TORONTO -- When the offense explodes for 14 runs on 18 hits -- including four homers -- it's easy to overlook the effort of that night's starting pitcher.
But on the mound, John Lackey did his job, too. Did he ever.
Lackey pitched seven innings and allowed just two hits -- consecutive doubles in the third inning, which accounted for the only run scored by the Toronto Blue Jays in a 14-1 shellacking by the Red Sox.
As it turned out, those were the only two baserunners who reached against Lackey. He faced 21 other hitters and retired each one of them.
Of course, his task was made easier by the fact that he had a 2-0 lead by the time he took the mound in the bottom of the second and a 6-0 lead by the time he went out for the third inning.
"Obviously, the guys swung the bats great tonight,'' said Lackey, who improved to 11-6. It was a fun night. It's kind of fun to have one of these every now and then. The season can be a little bit of a ground sometimes, but with the guys swinging the bats like that, it was fun to pitch tonight.''
Lackey seldom walks hitters -- he didn't issue a base on balls all night -- and armed with an early lead, he could attack the Toronto lineup.
"Toronto, they're an aggressive-swinging team,'' said John Farrell. "He stayed to two-strike locations pretty much right from the get-go in every at-bat.
He was able to get some early outs and a clean seven innings of work from him.''
Pitching aggressively, Lackey could focus on throwing strikes, inducing contact and getting his teammates off the field and up to the plate again.
"That's all I was trying to do,'' said Lackey. "The way we were swinging the bats, I was trying to get some quick outs and try to get those guys back in (the dugout) and keep swinging the bats, keeping them in their rhythm.''
Lackey was at just 76 pitches after seven innings and certainly could have easily tossed a complete game. Instead, Farrell wanted to get some work in for two little used relievers -- Felix Doubront and Craig Breslow.
"It gets back to the offense scoring so many runs,'' said Lackey. "You definitely don't want to walk guys with that kind of run support. I was throwing it in there and they were hitting it at people. They're definitely a team that likes to swing the bat, for sure.

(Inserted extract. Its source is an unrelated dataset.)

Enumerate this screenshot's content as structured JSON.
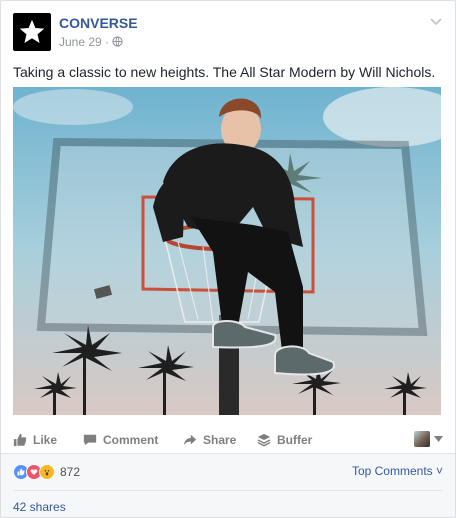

"Once you get ahead, you don't want to go throw it down the middle because they've got some good hitters. But you definitely want to throw strikes and make them earn stuff.''